TEMPLE TIME In younger generations, Judaism is seen as 'another activity of life, not the center of life.'
Walk into Miller's East Coast Delicatessen in San Rafael on any given day, and you might catch a Woody Allen–type moment: a Jewish couple trying to talk their toddler into trying the "very healthy, good-for-you" matzo ball soup, or three generations feasting on pastrami sandwiches, trying to please their East Coast-transplant grandpa.
This might be the one and only Jewish-style deli from Eureka to San Francisco, but the vibe leaves no room for doubt: the Jewish spirit, unbeknown to the unassuming outsider, is having a Northern California revival.

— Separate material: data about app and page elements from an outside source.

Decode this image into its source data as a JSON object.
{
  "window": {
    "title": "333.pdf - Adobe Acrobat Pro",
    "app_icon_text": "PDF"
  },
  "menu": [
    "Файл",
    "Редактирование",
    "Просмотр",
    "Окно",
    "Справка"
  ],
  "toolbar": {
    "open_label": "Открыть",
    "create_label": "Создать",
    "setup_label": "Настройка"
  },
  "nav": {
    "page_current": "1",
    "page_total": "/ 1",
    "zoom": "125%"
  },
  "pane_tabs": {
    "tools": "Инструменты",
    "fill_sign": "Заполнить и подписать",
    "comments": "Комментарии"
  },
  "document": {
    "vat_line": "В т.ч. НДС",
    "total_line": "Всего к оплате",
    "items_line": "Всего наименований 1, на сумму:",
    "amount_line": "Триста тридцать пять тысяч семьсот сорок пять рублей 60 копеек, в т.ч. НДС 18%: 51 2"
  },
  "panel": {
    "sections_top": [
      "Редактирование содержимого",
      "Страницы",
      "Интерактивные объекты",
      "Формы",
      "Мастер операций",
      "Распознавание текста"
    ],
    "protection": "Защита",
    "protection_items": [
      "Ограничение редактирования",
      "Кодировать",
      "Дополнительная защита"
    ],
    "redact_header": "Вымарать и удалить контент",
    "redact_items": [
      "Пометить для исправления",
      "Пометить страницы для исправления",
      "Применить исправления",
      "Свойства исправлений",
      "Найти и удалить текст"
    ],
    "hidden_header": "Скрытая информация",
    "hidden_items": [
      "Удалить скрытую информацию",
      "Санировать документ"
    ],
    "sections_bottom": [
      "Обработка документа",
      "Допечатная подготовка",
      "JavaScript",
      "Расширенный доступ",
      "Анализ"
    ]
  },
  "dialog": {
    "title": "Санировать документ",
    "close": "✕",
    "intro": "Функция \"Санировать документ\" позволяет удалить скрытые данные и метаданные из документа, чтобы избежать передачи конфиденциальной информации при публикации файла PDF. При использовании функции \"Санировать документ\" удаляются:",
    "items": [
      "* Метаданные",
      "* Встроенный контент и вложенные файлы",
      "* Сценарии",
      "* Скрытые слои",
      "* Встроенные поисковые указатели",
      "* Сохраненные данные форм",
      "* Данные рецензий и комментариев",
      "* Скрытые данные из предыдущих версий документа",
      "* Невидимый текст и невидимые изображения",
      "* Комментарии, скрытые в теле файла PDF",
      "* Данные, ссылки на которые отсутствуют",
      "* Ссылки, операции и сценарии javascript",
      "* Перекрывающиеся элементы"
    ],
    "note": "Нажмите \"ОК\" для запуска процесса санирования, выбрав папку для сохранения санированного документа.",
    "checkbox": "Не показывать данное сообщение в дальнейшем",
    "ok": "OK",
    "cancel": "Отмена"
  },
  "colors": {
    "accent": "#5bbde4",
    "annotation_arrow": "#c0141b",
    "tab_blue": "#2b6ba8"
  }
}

Robby Morgenstein, a Maryland native who grew up among "classic, East Coast Jews," opened the San Rafael outpost of his S.F. establishment almost half a year ago, after moving to Novato and falling in love with the area. "I take my job very seriously: providing traditional Jewish food in Marin. The responses are very embracing. The high holy days were very busy."
For an uninformed North Bay resident, "high holidays" may take on a completely different meaning than the original. The term refers to Rosh Hashanah and Yom Kippur, two major Jewish holidays. During those events through the month of September, and up until the end of October, marked with Sukkot, another annual holiday, the North Bay Jewish population could be found mingling, noshing and praying at more than 20 different congregations.
According to the North American Jewish Data Bank numbers as of 2011, Marin County is the home of the largest Jewish population in California, and holds ninth place in the rank of all U.S. counties. But behind the numbers and the exotic-sounding signs —"Shomrei Torah," "Kol Shofar," "Beth Ami"—there's community resourcefulness and creativity that marry good old traditions with Northern California's complex and compelling demography and, well, topography.
"We're well aware of the region's gravitation toward nature and its spirituality," says Rabbi Ted Feldman from B'nai Israel Jewish Center in Petaluma. "On Shabbat, for example, we do a prayer and a hike." The Petaluma Jewish community, with over 110 families, recently celebrated its 150th anniversary, an occasion to be marked with a special photo exhibition in February 2015.
"Many families came here right after World War II and the Holocaust, and infused the community with the values they grew up with in Eastern and Western Europe," explains Feldman. He's been with the congregation for 10 years and doesn't hesitate to mix the old with the new. Meditation and hikes are deliberate attempts to strengthen the connection between Jewish life and outdoorsy fun typical to the region.
Jews are anything but black-and-white. As Judaism is largely considered an ethno-religious group, one is automatically born Jewish to a Jewish mother, even if synagogue visits were never on the agenda. In other words, you can do absolutely nothing on the religious side and still declare yourself as "Jewish." This delicate tension between identity, ethnicity, and religion gives rise to a particular approach within congregations.
"Jewishness has increasingly become an acquired taste, not a historical obligation," writes Charles S. Leibman in "Unraveling the Ethno-Religious Package" collected in Contemporary Jewries: Convergence and Divergence, a work dedicated to American Judaism. This observation from more than 10 years ago rings even truer now. Take, for example, Congregation Rodef Shalom, San Rafael's influential Jewish centerpiece. It belongs to the Reform Movement, the liberal, modern stepbrother of conservative Judaism. Members and visitors of all religions can join services and holiday activities or attend a camp-style Shabbat dinner, an event signifying a shift from the work week to a day of self-reflection and rest.
"There are many shades of gray here. We're helping people to find meaning and connection," says Meredith Parnell, the congregation's director of communications. Parnell notes an interesting phenomenon, completely in line with Liebman's notion: while the Jewish population isn't necessarily growing in numbers, "more people participate more often. We're making it easier, working with their interests and still making it Jewish. So people feel more comfortable. Some of it is that we move away from converting to invitation and inclusiveness."
Such interests may include food festivals, book clubs or a film festival, such as the annual Jewish Film Festival organized by the Jewish Community Center of Sonoma County and Rialto Cinemas.
"The reality is, most people aren't religious at all, but they lead fairly Jewish lives," says Parnell, and Rabbi Feldman notes that "in the younger generations, Judaism is viewed as another activity of life, not as the center of life." As with the Bar Mitzva, values such as community, human relationships and self-discovery take center stage and overshadow theological convictions. The "acquired taste" of Judaism is ever-changing—even if the classic flavor of pastrami refuses to adapt.